According to a story from abc.net.au, ever since Massimo Damiani was first diagnosed with a leukodystrophy, his parents, Sally and Stephen, have been committed to promoting research efforts and new treatments in order to help their son. Massimo passed away in December 2017.
Stephen shares “The past five months have been a blur, and we are still in shock at the unexpected passing of Massimo.”
“Massimo went to bed happy and smiling, as he always does, but in the morning he was no longer with us. It was an incredibly difficult Christmas and Easter without him. Massimo was the anchor of all our lives, in so many ways, and we feel terribly lost without him. It’s going to take a long time to adjust to our new normal.”
Now his parents are dedicated to helping the patients with his disorder in memory of their son. He was first diagnosed when he was only about a year old. His parents knew something was wrong when he started to regress on some of his critical development milestones.
Leukodystrophy is a group of genetic disorders that are characterized by the degeneration of the brain’s white matter.

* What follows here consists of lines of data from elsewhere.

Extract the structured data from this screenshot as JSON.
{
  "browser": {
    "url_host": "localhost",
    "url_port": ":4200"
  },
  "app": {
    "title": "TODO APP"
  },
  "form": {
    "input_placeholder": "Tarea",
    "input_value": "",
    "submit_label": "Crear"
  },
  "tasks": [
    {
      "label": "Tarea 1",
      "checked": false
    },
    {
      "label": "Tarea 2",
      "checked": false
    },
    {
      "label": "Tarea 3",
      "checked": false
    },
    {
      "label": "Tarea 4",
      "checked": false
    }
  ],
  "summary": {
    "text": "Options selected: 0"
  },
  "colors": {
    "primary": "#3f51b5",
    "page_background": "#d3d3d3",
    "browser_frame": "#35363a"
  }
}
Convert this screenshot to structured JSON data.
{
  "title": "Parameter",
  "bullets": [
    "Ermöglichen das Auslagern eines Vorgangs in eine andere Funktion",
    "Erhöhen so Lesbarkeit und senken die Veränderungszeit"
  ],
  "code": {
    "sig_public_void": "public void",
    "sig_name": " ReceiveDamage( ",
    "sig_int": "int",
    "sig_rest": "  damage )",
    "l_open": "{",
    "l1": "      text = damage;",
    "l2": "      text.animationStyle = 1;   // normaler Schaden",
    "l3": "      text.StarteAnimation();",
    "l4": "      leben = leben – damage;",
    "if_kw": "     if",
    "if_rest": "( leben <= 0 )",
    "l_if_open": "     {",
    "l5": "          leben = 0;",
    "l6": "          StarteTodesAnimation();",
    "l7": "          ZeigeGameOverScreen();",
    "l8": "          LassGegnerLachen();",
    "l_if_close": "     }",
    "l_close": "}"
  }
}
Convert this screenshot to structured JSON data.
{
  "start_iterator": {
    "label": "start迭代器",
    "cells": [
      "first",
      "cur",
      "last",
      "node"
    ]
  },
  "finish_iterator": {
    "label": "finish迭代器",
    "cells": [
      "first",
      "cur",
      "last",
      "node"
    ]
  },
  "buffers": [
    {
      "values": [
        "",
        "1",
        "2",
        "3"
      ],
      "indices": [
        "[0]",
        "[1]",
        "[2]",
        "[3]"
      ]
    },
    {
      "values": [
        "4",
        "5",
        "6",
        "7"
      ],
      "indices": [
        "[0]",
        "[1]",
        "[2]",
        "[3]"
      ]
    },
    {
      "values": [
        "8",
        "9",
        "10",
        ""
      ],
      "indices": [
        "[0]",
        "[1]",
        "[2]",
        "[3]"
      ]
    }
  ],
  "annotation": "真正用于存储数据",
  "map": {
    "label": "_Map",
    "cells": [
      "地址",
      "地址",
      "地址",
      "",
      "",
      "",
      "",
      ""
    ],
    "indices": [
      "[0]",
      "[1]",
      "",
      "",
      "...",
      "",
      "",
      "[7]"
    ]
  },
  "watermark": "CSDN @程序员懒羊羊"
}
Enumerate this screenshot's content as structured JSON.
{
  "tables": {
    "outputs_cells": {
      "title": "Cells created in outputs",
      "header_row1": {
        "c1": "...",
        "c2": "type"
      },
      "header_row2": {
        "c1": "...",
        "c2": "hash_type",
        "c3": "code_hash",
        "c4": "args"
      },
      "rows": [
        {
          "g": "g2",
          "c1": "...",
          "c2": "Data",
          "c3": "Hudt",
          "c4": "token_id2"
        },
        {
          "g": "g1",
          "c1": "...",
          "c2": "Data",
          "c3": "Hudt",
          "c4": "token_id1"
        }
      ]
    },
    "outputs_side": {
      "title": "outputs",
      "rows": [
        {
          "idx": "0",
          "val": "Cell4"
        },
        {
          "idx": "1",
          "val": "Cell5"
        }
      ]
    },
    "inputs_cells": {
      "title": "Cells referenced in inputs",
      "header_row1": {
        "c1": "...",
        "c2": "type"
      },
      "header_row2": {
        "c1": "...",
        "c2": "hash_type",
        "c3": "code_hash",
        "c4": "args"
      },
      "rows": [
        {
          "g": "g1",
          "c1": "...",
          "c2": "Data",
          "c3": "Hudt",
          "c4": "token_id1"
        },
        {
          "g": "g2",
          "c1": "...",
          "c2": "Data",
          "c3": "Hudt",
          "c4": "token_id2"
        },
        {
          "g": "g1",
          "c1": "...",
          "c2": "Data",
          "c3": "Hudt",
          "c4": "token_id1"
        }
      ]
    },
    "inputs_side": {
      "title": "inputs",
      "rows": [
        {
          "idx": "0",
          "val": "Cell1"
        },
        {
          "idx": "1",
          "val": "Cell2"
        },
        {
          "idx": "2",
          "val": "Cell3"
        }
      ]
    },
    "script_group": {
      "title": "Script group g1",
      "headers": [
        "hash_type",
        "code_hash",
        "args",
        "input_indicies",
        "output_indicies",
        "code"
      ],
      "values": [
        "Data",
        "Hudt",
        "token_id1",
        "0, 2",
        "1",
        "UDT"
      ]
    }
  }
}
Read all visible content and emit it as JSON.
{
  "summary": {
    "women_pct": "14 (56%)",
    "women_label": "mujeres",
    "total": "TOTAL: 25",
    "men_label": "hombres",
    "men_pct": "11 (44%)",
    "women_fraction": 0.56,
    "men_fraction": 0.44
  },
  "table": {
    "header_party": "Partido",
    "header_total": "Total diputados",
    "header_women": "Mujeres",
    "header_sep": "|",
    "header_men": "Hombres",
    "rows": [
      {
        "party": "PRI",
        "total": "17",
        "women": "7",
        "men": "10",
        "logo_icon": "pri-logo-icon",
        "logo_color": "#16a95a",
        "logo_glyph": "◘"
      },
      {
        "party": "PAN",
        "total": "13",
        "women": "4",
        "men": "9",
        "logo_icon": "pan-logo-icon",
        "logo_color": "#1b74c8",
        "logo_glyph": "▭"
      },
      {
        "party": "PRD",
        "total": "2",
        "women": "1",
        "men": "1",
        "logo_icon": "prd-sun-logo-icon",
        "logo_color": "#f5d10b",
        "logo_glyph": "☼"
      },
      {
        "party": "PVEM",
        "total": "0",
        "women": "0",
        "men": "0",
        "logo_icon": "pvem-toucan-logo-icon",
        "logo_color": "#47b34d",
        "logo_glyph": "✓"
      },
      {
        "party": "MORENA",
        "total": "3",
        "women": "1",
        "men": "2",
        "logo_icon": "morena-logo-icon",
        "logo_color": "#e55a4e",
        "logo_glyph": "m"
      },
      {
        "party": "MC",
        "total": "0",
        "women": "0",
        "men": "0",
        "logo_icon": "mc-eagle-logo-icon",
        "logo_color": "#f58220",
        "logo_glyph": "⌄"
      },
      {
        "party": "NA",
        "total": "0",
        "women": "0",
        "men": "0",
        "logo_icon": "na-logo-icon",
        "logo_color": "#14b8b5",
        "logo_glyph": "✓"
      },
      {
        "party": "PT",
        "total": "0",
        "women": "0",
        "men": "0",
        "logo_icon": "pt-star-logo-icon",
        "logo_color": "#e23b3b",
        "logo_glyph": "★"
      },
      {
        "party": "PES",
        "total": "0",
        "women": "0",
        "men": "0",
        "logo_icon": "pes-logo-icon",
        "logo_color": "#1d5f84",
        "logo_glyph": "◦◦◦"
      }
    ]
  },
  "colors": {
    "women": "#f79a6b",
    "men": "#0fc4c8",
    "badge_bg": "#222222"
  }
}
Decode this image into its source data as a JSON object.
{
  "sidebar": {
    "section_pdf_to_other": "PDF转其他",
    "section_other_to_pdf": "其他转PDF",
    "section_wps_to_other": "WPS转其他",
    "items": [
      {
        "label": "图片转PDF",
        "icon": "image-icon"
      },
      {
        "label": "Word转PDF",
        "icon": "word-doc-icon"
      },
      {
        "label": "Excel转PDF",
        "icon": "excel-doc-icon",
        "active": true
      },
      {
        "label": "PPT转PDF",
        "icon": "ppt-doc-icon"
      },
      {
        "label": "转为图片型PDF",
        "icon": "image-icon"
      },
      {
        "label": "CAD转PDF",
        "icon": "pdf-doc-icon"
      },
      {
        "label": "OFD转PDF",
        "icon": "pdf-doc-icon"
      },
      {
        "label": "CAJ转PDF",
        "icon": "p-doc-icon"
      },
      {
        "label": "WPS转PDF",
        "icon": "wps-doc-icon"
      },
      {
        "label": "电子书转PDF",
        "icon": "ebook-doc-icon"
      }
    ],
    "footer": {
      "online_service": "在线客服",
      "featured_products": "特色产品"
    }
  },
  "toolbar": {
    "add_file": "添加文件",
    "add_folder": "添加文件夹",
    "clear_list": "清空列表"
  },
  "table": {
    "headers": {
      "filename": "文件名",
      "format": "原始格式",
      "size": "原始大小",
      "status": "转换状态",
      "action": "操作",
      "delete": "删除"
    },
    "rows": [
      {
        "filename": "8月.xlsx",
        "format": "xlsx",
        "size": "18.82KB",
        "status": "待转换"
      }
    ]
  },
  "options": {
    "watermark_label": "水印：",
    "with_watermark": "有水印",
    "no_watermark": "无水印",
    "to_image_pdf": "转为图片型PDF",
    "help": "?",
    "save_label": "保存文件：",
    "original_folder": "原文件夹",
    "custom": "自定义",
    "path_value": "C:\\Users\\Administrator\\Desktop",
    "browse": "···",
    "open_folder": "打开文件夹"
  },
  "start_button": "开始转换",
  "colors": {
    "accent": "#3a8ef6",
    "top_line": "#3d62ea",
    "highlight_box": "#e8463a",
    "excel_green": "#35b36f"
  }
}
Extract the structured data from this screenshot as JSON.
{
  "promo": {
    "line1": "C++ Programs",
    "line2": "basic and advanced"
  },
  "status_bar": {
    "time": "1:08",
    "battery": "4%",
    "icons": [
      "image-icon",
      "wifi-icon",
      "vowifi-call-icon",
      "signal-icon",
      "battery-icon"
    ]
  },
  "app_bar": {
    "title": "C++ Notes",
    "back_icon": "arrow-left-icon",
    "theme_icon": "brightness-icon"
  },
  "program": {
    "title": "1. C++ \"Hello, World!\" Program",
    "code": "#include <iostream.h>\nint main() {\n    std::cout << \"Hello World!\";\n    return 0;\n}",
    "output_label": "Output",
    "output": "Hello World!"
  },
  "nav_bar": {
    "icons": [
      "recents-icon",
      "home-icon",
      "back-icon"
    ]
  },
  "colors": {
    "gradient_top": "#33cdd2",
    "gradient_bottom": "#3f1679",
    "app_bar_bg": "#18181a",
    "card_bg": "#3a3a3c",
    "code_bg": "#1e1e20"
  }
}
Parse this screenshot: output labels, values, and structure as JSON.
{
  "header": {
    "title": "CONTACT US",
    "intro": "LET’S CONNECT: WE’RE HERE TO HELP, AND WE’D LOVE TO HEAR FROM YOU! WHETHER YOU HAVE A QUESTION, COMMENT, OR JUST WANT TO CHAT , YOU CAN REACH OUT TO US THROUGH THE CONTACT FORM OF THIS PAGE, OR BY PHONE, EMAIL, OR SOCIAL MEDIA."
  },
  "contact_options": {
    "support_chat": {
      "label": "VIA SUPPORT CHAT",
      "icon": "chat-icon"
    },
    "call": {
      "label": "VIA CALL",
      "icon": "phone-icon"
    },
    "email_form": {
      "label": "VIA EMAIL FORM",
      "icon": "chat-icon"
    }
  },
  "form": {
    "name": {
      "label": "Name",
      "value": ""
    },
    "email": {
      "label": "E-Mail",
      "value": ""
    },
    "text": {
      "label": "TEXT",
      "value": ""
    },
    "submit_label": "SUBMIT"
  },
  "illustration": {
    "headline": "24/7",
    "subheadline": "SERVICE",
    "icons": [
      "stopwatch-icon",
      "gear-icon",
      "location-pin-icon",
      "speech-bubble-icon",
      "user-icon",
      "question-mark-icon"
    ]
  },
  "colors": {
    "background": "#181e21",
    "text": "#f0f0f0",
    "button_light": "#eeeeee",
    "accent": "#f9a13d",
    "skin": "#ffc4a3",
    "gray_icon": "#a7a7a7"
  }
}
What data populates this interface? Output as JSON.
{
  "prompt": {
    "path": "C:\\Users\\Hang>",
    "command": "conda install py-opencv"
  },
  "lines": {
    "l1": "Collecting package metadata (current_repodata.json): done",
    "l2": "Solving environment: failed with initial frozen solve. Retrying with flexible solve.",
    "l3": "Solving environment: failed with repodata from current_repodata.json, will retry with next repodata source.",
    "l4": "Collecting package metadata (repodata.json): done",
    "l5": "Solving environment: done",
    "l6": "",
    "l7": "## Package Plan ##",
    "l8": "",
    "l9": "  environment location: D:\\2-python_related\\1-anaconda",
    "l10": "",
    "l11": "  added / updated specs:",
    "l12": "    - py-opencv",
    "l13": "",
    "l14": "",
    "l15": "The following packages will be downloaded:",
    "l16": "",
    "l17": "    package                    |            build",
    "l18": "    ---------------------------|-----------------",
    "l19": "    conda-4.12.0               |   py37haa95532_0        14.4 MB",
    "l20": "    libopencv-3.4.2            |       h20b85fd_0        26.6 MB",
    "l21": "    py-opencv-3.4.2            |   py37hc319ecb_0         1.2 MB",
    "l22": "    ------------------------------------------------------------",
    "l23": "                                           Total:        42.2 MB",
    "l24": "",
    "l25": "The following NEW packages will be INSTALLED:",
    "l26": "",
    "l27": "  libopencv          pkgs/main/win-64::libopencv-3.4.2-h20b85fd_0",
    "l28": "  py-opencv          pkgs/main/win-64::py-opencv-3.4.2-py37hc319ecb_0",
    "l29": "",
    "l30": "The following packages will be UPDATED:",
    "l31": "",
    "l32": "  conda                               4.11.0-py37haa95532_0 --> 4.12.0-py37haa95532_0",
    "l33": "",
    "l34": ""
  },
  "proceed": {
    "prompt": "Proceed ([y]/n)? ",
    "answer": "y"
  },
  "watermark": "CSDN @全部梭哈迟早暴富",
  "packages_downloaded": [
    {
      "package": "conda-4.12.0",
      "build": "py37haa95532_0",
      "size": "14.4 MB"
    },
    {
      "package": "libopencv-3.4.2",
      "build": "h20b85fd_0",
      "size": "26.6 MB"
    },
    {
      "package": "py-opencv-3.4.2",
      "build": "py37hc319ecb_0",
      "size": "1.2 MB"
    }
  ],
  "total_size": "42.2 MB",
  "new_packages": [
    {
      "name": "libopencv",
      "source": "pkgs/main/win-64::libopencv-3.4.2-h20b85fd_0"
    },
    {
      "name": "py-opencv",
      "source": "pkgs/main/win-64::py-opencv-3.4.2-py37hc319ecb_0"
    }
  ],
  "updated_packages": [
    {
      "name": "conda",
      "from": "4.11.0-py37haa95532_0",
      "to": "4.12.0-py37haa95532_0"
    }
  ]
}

The cause of this degeneration is the improper formation of the critical myelin sheath, an insulating cover that surrounds neurons and is essential for their ability to communicate and function effectively. Damage to the white matter can lead to nervous system inflammation and the loss of remaining myelin. Symptoms include ataxia, a backwards bent head, muscle rigidity, loss of mental function, loss of vision and hearing, and seizures. When diagnosed in infancy or early childhood, most patients do not survive past age ten. In the late onset form the appears in adults, most do not survive much beyond a decade. Gene therapy and stem cell transplants are the most promising treatments in development. To learn more about leukodystrophy, click here.
As it turned out doctors could not specify which form of leukodystrophy that the boy had, and his father, Stephen helped pioneer a new diagnostic technique called “trio family whole genome sequencing,” which is now used worldwide. Massimo had an entirely new form of leukodystrophy. Since this discovery, 30 other children from around the world have been diagnosed. The name of the new disorder is called Hypomyelination with Brain Stem Involvements, Spinal Cord Involvement and Leg Spasticity (HBSL).
Stephen shares that recently, Massimo had been at his happiest and healthiest.
“We can take some solace knowing he never had to endure the later stages of this awful disease. This knowledge doesn’t bring him back. but provides a great deal of comfort, on many levels, and over time we will grow to appreciate the quality times we had together even more.”
Sally and Stephen founded the Mission Massimo Foundation in 2012, which works with a team of researchers and doctors from around the world in order to facilitate research and treatment development. Massimo’s parents recently returned from a trip to San Diego, where Illumina dedicated its clinical genomics laboratory to Massimo.
“Jay Flatley, Francis deSouza and Ryan Taft all gave touching tributes to Massimo on the impact he has had within the Illumina and rare disease communities globally. Massimo showed us all what the very best of humanity can achieve working together to achieve a common goal and will always be remembered as an enduring example of courage, persistence, love and teamwork. Massimo will now forever be watching over every genome sequenced through this laboratory each with its own unique story of hope.”
With breakthroughs in research getting so close, the couple knows that they cannot stop their efforts now.
To learn more about the Mission Massimo Foundation, visit their Facebook page here.
You can also watch a video about their journey here.